The American Catholic leader Bishop Robert Barron spoke theologically on the relationship between freedom and responsibility. Freedom and its importance to Western society was a recurrent theme from both secular and religious speakers, restrained by virtue in order to limit our worse impulses and point us towards the Good.
Freedom in the economy was one area of difference in the panels and audience members. On one hand Republican congressman Kevin McCarthy yearned for a return to free-market Reaganomics. “Government is not the solution, government is the problem,” he said, though the response to his nostalgia was mixed, especially from more left-wing British Christians present. Perhaps most controversially there were speakers such as Bjorn Lomborg questioning global efforts to reduce carbon emissions, and panels discussing the impact climate change policies will have on the world’s poorest and global security.
There was plenty to encourage those who despair at the harms done by family breakdown. Psychoanalyst Erica Komisar outlined a five point plan to turn around the tsunami of childhood mental health problems by restoring families, creating time to spend with children and valuing parenthood. Feminists Mary Harrington and Louise Perry criticised the sexual revolution. Miriam Cates spoke about falling fertility rates, the collapse of marriage and its impact on the poor.
You may be wondering, what about Christ? What about the name of the one who underpins all of these positive values and what was good about Western civilisation? This was the reaction of some Christian attendees. The church has debated over centuries whether its engagement with the world can or should promote Christian virtues alone for general human flourishing, or whether it should only preach the gospel and faith in Christ.
The latter is a huge leap for a secular culture steeped in materialism and scientism. But the conference demonstrated a new hunger for Judeo-Christian values, perhaps best illustrated by a dramatic change of heart from the Somalian refugee Ayaan Hirsi Ali, whose public criticism of Islam once led her to New Atheism. She told the conference that when she first rejected her childhood faith, she believed the “three letter word of God stands just for evil” as she befriended uber-atheists Sam Harris, Christopher Hitchens and Richard Dawkins. Now, she is “proudly” Judeo-Christian and aspires to its values.
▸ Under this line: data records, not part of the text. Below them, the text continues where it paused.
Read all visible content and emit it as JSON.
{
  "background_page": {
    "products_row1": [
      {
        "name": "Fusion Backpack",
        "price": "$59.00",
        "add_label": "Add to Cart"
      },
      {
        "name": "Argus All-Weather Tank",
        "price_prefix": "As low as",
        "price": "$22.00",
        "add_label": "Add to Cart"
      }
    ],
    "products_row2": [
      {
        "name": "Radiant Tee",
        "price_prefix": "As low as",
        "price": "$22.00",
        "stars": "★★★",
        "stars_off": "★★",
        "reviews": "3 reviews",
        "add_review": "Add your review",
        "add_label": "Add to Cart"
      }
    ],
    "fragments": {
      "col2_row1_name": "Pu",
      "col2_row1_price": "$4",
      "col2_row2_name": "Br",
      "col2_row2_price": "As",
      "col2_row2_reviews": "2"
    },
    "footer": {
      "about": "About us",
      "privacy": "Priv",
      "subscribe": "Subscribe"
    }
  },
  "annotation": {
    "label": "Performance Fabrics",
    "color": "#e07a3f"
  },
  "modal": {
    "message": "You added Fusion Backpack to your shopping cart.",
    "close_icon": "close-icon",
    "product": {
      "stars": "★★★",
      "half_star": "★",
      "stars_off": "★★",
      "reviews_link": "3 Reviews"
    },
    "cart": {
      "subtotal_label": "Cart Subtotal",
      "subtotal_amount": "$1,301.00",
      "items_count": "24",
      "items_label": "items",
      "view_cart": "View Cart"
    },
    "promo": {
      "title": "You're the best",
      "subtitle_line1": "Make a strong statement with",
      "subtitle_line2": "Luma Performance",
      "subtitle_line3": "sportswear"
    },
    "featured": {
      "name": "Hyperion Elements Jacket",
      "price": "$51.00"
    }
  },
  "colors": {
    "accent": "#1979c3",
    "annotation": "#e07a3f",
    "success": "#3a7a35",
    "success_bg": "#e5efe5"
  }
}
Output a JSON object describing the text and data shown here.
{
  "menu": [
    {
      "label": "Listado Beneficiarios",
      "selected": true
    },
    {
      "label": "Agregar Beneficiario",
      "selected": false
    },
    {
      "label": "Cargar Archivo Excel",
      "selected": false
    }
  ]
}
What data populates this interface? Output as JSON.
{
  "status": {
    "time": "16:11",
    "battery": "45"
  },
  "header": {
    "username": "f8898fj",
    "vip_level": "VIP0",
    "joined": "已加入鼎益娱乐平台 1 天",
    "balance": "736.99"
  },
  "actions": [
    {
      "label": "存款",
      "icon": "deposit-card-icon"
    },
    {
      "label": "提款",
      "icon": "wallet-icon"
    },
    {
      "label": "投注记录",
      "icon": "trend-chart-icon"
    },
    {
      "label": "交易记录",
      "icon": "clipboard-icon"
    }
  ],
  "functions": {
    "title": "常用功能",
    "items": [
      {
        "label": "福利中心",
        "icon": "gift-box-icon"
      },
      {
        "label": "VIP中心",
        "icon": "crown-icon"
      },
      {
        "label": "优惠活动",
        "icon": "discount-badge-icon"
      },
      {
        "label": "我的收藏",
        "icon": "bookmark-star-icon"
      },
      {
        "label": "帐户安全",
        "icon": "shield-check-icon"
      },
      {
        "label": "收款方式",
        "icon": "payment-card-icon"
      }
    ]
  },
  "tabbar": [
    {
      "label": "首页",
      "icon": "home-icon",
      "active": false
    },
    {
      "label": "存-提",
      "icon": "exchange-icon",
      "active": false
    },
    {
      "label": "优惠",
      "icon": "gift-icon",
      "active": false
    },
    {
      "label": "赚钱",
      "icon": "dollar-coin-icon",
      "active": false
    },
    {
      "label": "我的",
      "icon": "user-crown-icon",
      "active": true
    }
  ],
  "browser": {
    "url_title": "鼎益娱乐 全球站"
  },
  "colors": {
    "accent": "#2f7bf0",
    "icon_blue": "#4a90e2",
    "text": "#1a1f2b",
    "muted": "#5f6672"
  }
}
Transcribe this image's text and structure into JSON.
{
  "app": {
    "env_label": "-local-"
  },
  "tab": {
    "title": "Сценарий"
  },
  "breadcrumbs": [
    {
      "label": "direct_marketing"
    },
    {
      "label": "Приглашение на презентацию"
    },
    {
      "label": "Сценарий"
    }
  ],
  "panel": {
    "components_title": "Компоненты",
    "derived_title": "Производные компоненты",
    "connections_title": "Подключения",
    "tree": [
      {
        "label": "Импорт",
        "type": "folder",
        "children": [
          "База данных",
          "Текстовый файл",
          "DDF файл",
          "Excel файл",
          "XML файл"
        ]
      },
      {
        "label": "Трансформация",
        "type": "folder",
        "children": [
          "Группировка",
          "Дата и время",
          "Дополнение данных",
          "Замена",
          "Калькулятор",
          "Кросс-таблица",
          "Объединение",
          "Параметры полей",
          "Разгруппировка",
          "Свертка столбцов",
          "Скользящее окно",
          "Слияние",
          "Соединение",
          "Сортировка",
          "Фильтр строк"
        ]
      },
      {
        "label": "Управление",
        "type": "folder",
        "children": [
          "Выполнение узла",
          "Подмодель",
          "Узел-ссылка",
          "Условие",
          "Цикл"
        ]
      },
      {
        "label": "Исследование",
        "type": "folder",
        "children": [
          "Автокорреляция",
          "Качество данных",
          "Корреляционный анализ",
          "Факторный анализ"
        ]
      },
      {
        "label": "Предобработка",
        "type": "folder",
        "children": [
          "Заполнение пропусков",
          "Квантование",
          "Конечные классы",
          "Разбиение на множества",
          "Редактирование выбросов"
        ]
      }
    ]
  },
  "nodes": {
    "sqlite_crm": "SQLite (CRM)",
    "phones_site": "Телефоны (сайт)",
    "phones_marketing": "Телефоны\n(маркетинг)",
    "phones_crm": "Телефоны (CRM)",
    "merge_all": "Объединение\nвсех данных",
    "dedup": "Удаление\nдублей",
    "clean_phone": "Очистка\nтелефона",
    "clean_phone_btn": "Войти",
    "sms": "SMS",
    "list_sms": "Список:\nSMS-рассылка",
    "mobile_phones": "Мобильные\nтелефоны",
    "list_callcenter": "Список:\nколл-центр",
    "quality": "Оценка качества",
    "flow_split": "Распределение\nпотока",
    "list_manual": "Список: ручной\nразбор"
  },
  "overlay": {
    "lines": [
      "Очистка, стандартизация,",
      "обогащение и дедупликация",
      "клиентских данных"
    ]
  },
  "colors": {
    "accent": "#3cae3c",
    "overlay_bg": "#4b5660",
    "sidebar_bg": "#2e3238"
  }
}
She said the “does God exist?” debate was the “wrong conversation.” The “right conversation” was to compare the different human conceptions of the transcendent.
In their fascinating panel discussion on Western Civilisation, Christian speaker Os Guinness described it as “a cut flower” separated from its Christian roots. “People are still relying on the flower, but a flower in a vase will die.” We are threatened with barbarism, he warned.
Ayaan’s response was more hopeful: “That is true, cut flowers do die. But what we have in terms of Western Civilization is a lot of seed packets. And I want to send you off with these seed packets…we have the remnants, the symbols of Western Heritage and their seeds, and all we have to do, those of us who inherited it and enjoy it, is to go and seed them grow them, nurture them, water them and when they’re attacked, fight for them.”
This call to action echoed throughout the conference. “We can’t just wait for someone else to act, we all need to take responsibility, we all need to play our part in rebuilding a better world,” said Baroness Stroud.
In a world that seems to be falling apart, with diabolical threats from every side, we may soon discover what has been built on sand and what has been built on rock. There is a danger that Christians and people of good will are so afraid of conflict that they freeze and avoid building anything at all. ARC seems to be calling us out of inertia and back to the battleground.